5 Panama City (PTY) 249,094 Copa Airlines, Copa Airlines Colombia
6 Montreal (YUL) 230,563 Air Canada, Air Transat, CanJet, Sunwing
7 Charlotte (CLT) 198,770 American Airlines
8 New York (JFK) 195,820 Delta, JetBlue
9 Moscow (DME) 180,018 Transaero
10 Newark (EWR) 156,594 United

Airport expansion[edit]

Punta Cana's Airport operators completed an ambitious airport expansion project in November 2011. The expansion includes a new runway, a control tower equipped with modern radio and air traffic control equipment. Additionally, there is a new Terminal Approach Radar Control facility and a new Automated Weather Observation Station (AWOS). This new facility also provides a back-up to the National Radar System located in Santo Domingo. A second international terminal which opened in 2014 is designed to accommodate approx.6,500 passengers daily.
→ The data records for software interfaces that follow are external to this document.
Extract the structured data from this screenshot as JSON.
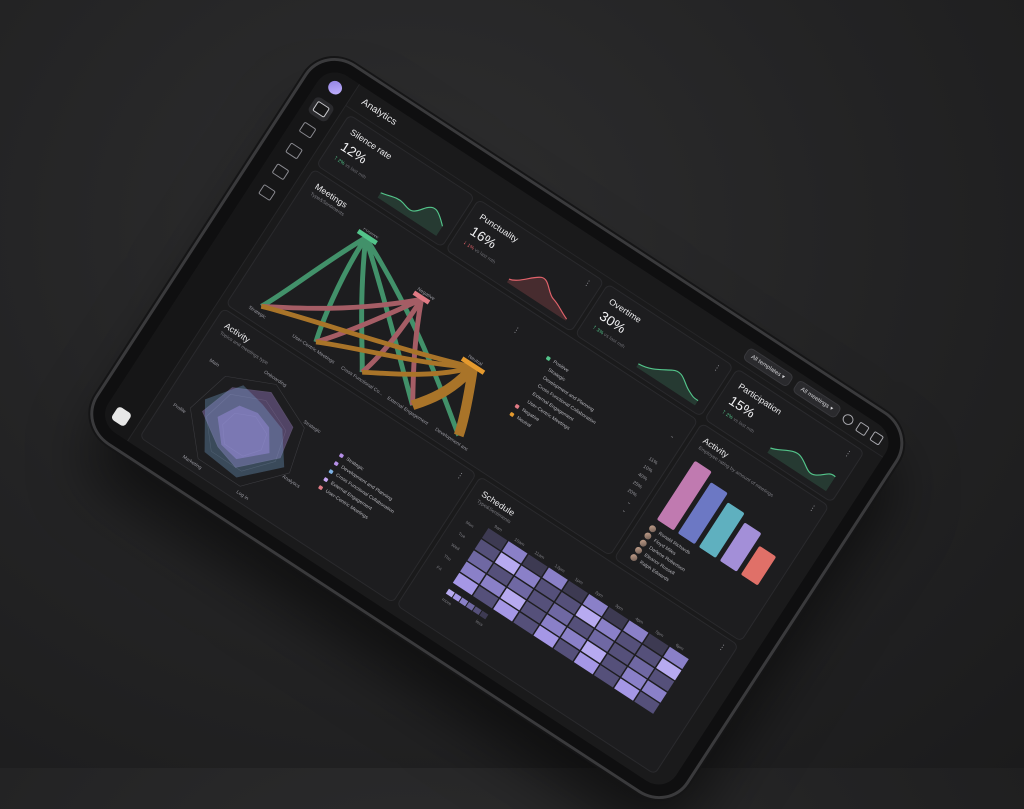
{
  "app": {
    "title": "Analytics"
  },
  "filters": {
    "templates": "All templates",
    "meetings": "All meetings"
  },
  "kpis": [
    {
      "title": "Silence rate",
      "value": "12%",
      "change": "2%",
      "trend": "up",
      "note": "vs last mth",
      "color": "#53c48a"
    },
    {
      "title": "Punctuality",
      "value": "16%",
      "change": "1%",
      "trend": "down",
      "note": "vs last mth",
      "color": "#e0626a"
    },
    {
      "title": "Overtime",
      "value": "30%",
      "change": "3%",
      "trend": "up",
      "note": "vs last mth",
      "color": "#53c48a"
    },
    {
      "title": "Participation",
      "value": "15%",
      "change": "2%",
      "trend": "up",
      "note": "vs last mth",
      "color": "#53c48a"
    }
  ],
  "meetings": {
    "title": "Meetings",
    "subtitle": "Type&Sentiments",
    "sources": [
      "Strategic",
      "User-Centric Meetings",
      "Cross Functional Co...",
      "External Engagement",
      "Development and Pl..."
    ],
    "targets": [
      "Positive",
      "Negative",
      "Neutral"
    ],
    "legend_groups": [
      {
        "label": "Positive",
        "color": "#53c48a"
      },
      {
        "label": "Negative",
        "color": "#e07a84"
      },
      {
        "label": "Neutral",
        "color": "#e59a2e"
      }
    ],
    "legend_items": [
      {
        "label": "Strategic",
        "pct": ""
      },
      {
        "label": "Development and Planning",
        "pct": ""
      },
      {
        "label": "Cross Functional Collaboration",
        "pct": "11%"
      },
      {
        "label": "External Engagement",
        "pct": "10%"
      },
      {
        "label": "User-Centric Meetings",
        "pct": "40%"
      },
      {
        "label": "",
        "pct": "25%"
      },
      {
        "label": "",
        "pct": "20%"
      }
    ]
  },
  "activity_radar": {
    "title": "Activity",
    "subtitle": "Topics and meetings type",
    "axes": [
      "Onboarding",
      "Strategic",
      "Analytics",
      "Log in",
      "Marketing",
      "Profile",
      "Main"
    ],
    "legend": [
      {
        "label": "Strategic",
        "color": "#b58fe8"
      },
      {
        "label": "Development and Planning",
        "color": "#b58fe8"
      },
      {
        "label": "Cross Functional Collaboration",
        "color": "#7fb2e5"
      },
      {
        "label": "External Engagement",
        "color": "#c7a7f5"
      },
      {
        "label": "User-Centric Meetings",
        "color": "#e07a84"
      }
    ]
  },
  "activity_bars": {
    "title": "Activity",
    "subtitle": "Employee rating by amount of meetings",
    "people": [
      {
        "name": "Ronald Richards",
        "value": 92,
        "color": "#c07ab0"
      },
      {
        "name": "Floyd Miles",
        "value": 80,
        "color": "#6c78c4"
      },
      {
        "name": "Darlene Robertson",
        "value": 70,
        "color": "#5fb0bf"
      },
      {
        "name": "Eleanor Russell",
        "value": 60,
        "color": "#a38fd8"
      },
      {
        "name": "Ralph Edwards",
        "value": 45,
        "color": "#e07068"
      }
    ]
  },
  "schedule": {
    "title": "Schedule",
    "subtitle": "Type&Sentiments",
    "hours": [
      "9am",
      "10am",
      "11am",
      "12pm",
      "1pm",
      "2pm",
      "3pm",
      "4pm",
      "5pm",
      "6pm"
    ],
    "days": [
      "Mon",
      "Tue",
      "Wed",
      "Thu",
      "Fri"
    ],
    "scale_more": "more",
    "scale_less": "less"
  },
  "colors": {
    "accent": "#a897f0",
    "positive": "#53c48a",
    "negative": "#e07a84",
    "neutral": "#e59a2e"
  }
}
The operators plan to open a third terminal and renovate runway 09/27 while also constructing a Cargo Terminal.[3]

U.S. preclearance[edit]

Plans were underway for a U.S. Customs and Border Protection preclearance station to be opened at the airport by the end of summer 2009,[12] however, this has not yet begun. According to Frank Rainieri, president of Grupo Puntacana, negotiations have re-opened (June, 2015) and he anticipates that this airport will be the first in Latin America to offer such preclearance service.[13]

Accidents and incidents[edit]

On October 13, 2014, the engine of a Jetstream Bae 32 aircraft belonging to Air Century Airlines caught fire while landing after a charter flight from Luis Munoz Marin International Airport in San Juan, Puerto Rico. The airplane crew declared an emergency and landed the aircraft at 20:45 local time, after a 49-minute flight, but the plane was destroyed in a subsequent fire. There were no injuries among the 13 passengers and two crew members on the flight.[14]

See also[edit]


External links[edit]

Media related to Punta Cana International Airport at Wikimedia Commons